Linux developers are looking to extend Ubuntu, one of the most popular of open-source distributions, to handheld Internet-enabled devices.

Developers meeting at the Ubuntu Developer Summit, currently meeting in Seville,will discuss details of the new Ubuntu Mobile and Embedded project.

Ubuntu programmers will develop a mobile version of the Debian-based Linux operating system in collaboration with Intel, which plans a new low-power processor and chipset architecture designed to allow full Internet capability on mobile devices, according to a statement published on the Ubuntu website.

The move to offer a mobile and embedded version comes on the heels of a similar project that Intel is supporting: the Gnome Mobile & Embedded Initiative (GMAE), announced 19 April at the Embedded Linux Conference in Santa Clara, California. The initiative is open to developers, manufacturers and others interested in developing mobile device applications based on Gnome-based open-source components.

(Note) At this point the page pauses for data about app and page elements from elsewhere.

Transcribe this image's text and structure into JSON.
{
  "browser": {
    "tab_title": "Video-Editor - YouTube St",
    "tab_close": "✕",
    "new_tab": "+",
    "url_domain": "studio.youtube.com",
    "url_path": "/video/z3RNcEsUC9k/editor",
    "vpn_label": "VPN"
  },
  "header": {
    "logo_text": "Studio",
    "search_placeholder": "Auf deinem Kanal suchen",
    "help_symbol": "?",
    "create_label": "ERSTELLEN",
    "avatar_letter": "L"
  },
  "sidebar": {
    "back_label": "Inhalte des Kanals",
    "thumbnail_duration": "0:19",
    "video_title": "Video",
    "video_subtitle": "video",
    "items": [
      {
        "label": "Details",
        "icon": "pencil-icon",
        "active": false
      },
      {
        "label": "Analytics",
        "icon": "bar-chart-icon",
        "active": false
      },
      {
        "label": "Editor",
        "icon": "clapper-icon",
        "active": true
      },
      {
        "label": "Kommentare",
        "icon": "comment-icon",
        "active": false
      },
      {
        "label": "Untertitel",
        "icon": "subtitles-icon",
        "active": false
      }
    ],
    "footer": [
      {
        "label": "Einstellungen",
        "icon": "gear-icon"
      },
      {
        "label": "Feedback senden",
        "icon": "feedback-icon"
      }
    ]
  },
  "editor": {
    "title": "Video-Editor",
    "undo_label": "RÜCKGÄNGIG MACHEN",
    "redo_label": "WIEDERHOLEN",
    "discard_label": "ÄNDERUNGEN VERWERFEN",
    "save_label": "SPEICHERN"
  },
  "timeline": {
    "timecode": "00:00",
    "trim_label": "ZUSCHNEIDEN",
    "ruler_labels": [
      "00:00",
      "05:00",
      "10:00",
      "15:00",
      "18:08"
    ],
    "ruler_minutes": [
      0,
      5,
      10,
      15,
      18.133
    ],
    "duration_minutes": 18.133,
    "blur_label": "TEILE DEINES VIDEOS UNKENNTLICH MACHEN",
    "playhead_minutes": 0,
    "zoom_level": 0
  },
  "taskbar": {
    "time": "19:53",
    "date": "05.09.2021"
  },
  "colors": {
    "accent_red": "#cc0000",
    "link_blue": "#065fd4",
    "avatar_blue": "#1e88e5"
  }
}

The summit is being organised by Canonical, the commercial sponsor of Ubuntu. South African entrepreneur Mark Shuttleworth initiated the project to create Ubuntu, based on Debian GNU/Linux, and founded Canonical in 2004. Canonical offers usage and basic support of the operating system for free, and additional services on commercial terms.

Overall, Ubuntu Linux appears to be gaining traction among users. Last week, Dell announced plans to pre-load Ubuntu on its forthcoming Linux PCs.

The mobile edition is pencilled in for release in October, together with the new Ubuntu 7.10 version.

Although the use of Linux in smartphones is still comparatively low, accounting for only around 6 percent of the market for smartphone operating systems in 2006, demand for open source will increase as more handset makers move away from older proprietary phone operating systems, Nick Spencer, an analyst with Canalys.